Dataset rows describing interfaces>
┌────────

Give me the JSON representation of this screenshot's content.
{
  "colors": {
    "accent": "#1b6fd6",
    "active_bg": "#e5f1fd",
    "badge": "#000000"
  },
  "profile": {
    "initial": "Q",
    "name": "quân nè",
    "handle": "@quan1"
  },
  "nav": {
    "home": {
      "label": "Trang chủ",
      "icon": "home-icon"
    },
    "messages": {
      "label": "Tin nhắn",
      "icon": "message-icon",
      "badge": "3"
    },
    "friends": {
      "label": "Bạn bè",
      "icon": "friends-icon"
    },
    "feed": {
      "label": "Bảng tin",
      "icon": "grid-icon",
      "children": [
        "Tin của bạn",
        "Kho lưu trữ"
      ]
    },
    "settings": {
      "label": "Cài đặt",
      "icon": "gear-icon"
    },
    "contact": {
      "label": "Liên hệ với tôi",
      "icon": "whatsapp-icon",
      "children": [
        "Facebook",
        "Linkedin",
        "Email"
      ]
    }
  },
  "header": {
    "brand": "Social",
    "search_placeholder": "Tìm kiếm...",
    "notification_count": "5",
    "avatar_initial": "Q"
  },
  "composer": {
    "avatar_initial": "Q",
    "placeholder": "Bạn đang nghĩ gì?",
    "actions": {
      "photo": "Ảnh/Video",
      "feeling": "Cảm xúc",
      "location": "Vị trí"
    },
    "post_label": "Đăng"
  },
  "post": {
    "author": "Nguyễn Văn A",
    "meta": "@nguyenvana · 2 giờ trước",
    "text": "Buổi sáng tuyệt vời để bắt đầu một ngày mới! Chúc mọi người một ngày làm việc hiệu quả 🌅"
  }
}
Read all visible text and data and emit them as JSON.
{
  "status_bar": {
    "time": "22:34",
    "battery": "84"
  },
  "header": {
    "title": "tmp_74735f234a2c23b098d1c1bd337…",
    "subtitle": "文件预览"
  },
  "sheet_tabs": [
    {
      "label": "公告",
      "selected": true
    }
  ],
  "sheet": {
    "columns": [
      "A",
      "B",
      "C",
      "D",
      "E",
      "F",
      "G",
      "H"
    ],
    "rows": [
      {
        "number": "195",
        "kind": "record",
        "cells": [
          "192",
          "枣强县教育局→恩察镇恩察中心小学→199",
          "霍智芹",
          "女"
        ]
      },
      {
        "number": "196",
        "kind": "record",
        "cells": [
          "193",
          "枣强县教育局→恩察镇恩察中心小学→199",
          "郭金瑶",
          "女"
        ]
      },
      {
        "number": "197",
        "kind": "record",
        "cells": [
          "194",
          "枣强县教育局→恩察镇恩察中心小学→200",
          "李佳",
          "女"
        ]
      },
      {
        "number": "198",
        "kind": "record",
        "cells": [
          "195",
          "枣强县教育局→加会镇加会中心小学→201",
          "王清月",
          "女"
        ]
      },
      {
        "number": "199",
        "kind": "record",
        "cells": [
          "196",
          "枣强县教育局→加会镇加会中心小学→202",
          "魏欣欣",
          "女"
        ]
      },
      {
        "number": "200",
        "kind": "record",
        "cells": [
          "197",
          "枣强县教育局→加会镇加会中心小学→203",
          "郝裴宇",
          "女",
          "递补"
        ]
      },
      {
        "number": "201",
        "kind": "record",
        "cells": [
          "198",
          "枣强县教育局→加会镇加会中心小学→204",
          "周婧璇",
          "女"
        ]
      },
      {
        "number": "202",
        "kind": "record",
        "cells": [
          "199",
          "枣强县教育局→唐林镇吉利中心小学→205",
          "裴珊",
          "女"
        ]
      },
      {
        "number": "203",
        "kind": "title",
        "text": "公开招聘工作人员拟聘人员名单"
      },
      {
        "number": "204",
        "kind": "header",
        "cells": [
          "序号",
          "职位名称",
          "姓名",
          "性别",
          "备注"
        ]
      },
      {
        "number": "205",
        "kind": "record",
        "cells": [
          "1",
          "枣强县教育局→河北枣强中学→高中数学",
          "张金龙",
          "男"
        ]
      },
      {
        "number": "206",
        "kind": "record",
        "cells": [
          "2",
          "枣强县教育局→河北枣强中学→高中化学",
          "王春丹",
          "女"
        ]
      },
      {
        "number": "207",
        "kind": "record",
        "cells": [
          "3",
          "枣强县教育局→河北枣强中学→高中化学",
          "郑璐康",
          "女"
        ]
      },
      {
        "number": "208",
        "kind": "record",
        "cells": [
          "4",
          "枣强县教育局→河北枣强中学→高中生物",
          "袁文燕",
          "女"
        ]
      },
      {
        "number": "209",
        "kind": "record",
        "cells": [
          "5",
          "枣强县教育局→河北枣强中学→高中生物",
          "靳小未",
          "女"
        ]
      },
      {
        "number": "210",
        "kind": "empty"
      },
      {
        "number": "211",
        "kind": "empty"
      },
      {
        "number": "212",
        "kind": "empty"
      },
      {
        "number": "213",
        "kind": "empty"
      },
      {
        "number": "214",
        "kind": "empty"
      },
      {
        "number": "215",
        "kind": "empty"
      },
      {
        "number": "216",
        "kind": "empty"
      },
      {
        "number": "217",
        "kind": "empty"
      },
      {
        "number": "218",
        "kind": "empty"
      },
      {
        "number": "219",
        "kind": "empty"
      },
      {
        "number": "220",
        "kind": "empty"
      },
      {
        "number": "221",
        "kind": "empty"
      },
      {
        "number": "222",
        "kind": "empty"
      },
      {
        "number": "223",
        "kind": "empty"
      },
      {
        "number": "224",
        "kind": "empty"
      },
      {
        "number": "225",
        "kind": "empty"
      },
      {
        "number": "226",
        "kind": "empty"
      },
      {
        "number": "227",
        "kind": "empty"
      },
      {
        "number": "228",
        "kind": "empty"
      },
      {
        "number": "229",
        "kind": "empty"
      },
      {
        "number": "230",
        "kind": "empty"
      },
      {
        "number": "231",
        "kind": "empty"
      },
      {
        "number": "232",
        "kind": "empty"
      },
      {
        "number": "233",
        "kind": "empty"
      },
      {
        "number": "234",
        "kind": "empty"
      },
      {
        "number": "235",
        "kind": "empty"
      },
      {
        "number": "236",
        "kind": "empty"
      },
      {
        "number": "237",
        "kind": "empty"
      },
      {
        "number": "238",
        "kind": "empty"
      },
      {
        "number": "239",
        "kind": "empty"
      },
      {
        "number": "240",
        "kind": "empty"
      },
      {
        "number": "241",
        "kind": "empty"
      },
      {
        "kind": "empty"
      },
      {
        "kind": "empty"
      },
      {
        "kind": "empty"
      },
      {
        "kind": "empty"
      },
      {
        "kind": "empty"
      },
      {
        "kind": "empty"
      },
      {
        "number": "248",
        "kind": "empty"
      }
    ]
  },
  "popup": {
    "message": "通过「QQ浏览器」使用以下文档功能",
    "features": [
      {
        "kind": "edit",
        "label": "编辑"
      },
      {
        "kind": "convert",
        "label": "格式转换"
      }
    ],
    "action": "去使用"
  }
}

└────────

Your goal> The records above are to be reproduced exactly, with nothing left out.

Exercise answer>
Give me the JSON representation of this screenshot's content.
{
  "colors": {
    "accent": "#1b6fd6",
    "active_bg": "#e5f1fd",
    "badge": "#000000"
  },
  "profile": {
    "initial": "Q",
    "name": "quân nè",
    "handle": "@quan1"
  },
  "nav": {
    "home": {
      "label": "Trang chủ",
      "icon": "home-icon"
    },
    "messages": {
      "label": "Tin nhắn",
      "icon": "message-icon",
      "badge": "3"
    },
    "friends": {
      "label": "Bạn bè",
      "icon": "friends-icon"
    },
    "feed": {
      "label": "Bảng tin",
      "icon": "grid-icon",
      "children": [
        "Tin của bạn",
        "Kho lưu trữ"
      ]
    },
    "settings": {
      "label": "Cài đặt",
      "icon": "gear-icon"
    },
    "contact": {
      "label": "Liên hệ với tôi",
      "icon": "whatsapp-icon",
      "children": [
        "Facebook",
        "Linkedin",
        "Email"
      ]
    }
  },
  "header": {
    "brand": "Social",
    "search_placeholder": "Tìm kiếm...",
    "notification_count": "5",
    "avatar_initial": "Q"
  },
  "composer": {
    "avatar_initial": "Q",
    "placeholder": "Bạn đang nghĩ gì?",
    "actions": {
      "photo": "Ảnh/Video",
      "feeling": "Cảm xúc",
      "location": "Vị trí"
    },
    "post_label": "Đăng"
  },
  "post": {
    "author": "Nguyễn Văn A",
    "meta": "@nguyenvana · 2 giờ trước",
    "text": "Buổi sáng tuyệt vời để bắt đầu một ngày mới! Chúc mọi người một ngày làm việc hiệu quả 🌅"
  }
}
Read all visible text and data and emit them as JSON.
{
  "status_bar": {
    "time": "22:34",
    "battery": "84"
  },
  "header": {
    "title": "tmp_74735f234a2c23b098d1c1bd337…",
    "subtitle": "文件预览"
  },
  "sheet_tabs": [
    {
      "label": "公告",
      "selected": true
    }
  ],
  "sheet": {
    "columns": [
      "A",
      "B",
      "C",
      "D",
      "E",
      "F",
      "G",
      "H"
    ],
    "rows": [
      {
        "number": "195",
        "kind": "record",
        "cells": [
          "192",
          "枣强县教育局→恩察镇恩察中心小学→199",
          "霍智芹",
          "女"
        ]
      },
      {
        "number": "196",
        "kind": "record",
        "cells": [
          "193",
          "枣强县教育局→恩察镇恩察中心小学→199",
          "郭金瑶",
          "女"
        ]
      },
      {
        "number": "197",
        "kind": "record",
        "cells": [
          "194",
          "枣强县教育局→恩察镇恩察中心小学→200",
          "李佳",
          "女"
        ]
      },
      {
        "number": "198",
        "kind": "record",
        "cells": [
          "195",
          "枣强县教育局→加会镇加会中心小学→201",
          "王清月",
          "女"
        ]
      },
      {
        "number": "199",
        "kind": "record",
        "cells": [
          "196",
          "枣强县教育局→加会镇加会中心小学→202",
          "魏欣欣",
          "女"
        ]
      },
      {
        "number": "200",
        "kind": "record",
        "cells": [
          "197",
          "枣强县教育局→加会镇加会中心小学→203",
          "郝裴宇",
          "女",
          "递补"
        ]
      },
      {
        "number": "201",
        "kind": "record",
        "cells": [
          "198",
          "枣强县教育局→加会镇加会中心小学→204",
          "周婧璇",
          "女"
        ]
      },
      {
        "number": "202",
        "kind": "record",
        "cells": [
          "199",
          "枣强县教育局→唐林镇吉利中心小学→205",
          "裴珊",
          "女"
        ]
      },
      {
        "number": "203",
        "kind": "title",
        "text": "公开招聘工作人员拟聘人员名单"
      },
      {
        "number": "204",
        "kind": "header",
        "cells": [
          "序号",
          "职位名称",
          "姓名",
          "性别",
          "备注"
        ]
      },
      {
        "number": "205",
        "kind": "record",
        "cells": [
          "1",
          "枣强县教育局→河北枣强中学→高中数学",
          "张金龙",
          "男"
        ]
      },
      {
        "number": "206",
        "kind": "record",
        "cells": [
          "2",
          "枣强县教育局→河北枣强中学→高中化学",
          "王春丹",
          "女"
        ]
      },
      {
        "number": "207",
        "kind": "record",
        "cells": [
          "3",
          "枣强县教育局→河北枣强中学→高中化学",
          "郑璐康",
          "女"
        ]
      },
      {
        "number": "208",
        "kind": "record",
        "cells": [
          "4",
          "枣强县教育局→河北枣强中学→高中生物",
          "袁文燕",
          "女"
        ]
      },
      {
        "number": "209",
        "kind": "record",
        "cells": [
          "5",
          "枣强县教育局→河北枣强中学→高中生物",
          "靳小未",
          "女"
        ]
      },
      {
        "number": "210",
        "kind": "empty"
      },
      {
        "number": "211",
        "kind": "empty"
      },
      {
        "number": "212",
        "kind": "empty"
      },
      {
        "number": "213",
        "kind": "empty"
      },
      {
        "number": "214",
        "kind": "empty"
      },
      {
        "number": "215",
        "kind": "empty"
      },
      {
        "number": "216",
        "kind": "empty"
      },
      {
        "number": "217",
        "kind": "empty"
      },
      {
        "number": "218",
        "kind": "empty"
      },
      {
        "number": "219",
        "kind": "empty"
      },
      {
        "number": "220",
        "kind": "empty"
      },
      {
        "number": "221",
        "kind": "empty"
      },
      {
        "number": "222",
        "kind": "empty"
      },
      {
        "number": "223",
        "kind": "empty"
      },
      {
        "number": "224",
        "kind": "empty"
      },
      {
        "number": "225",
        "kind": "empty"
      },
      {
        "number": "226",
        "kind": "empty"
      },
      {
        "number": "227",
        "kind": "empty"
      },
      {
        "number": "228",
        "kind": "empty"
      },
      {
        "number": "229",
        "kind": "empty"
      },
      {
        "number": "230",
        "kind": "empty"
      },
      {
        "number": "231",
        "kind": "empty"
      },
      {
        "number": "232",
        "kind": "empty"
      },
      {
        "number": "233",
        "kind": "empty"
      },
      {
        "number": "234",
        "kind": "empty"
      },
      {
        "number": "235",
        "kind": "empty"
      },
      {
        "number": "236",
        "kind": "empty"
      },
      {
        "number": "237",
        "kind": "empty"
      },
      {
        "number": "238",
        "kind": "empty"
      },
      {
        "number": "239",
        "kind": "empty"
      },
      {
        "number": "240",
        "kind": "empty"
      },
      {
        "number": "241",
        "kind": "empty"
      },
      {
        "kind": "empty"
      },
      {
        "kind": "empty"
      },
      {
        "kind": "empty"
      },
      {
        "kind": "empty"
      },
      {
        "kind": "empty"
      },
      {
        "kind": "empty"
      },
      {
        "number": "248",
        "kind": "empty"
      }
    ]
  },
  "popup": {
    "message": "通过「QQ浏览器」使用以下文档功能",
    "features": [
      {
        "kind": "edit",
        "label": "编辑"
      },
      {
        "kind": "convert",
        "label": "格式转换"
      }
    ],
    "action": "去使用"
  }
}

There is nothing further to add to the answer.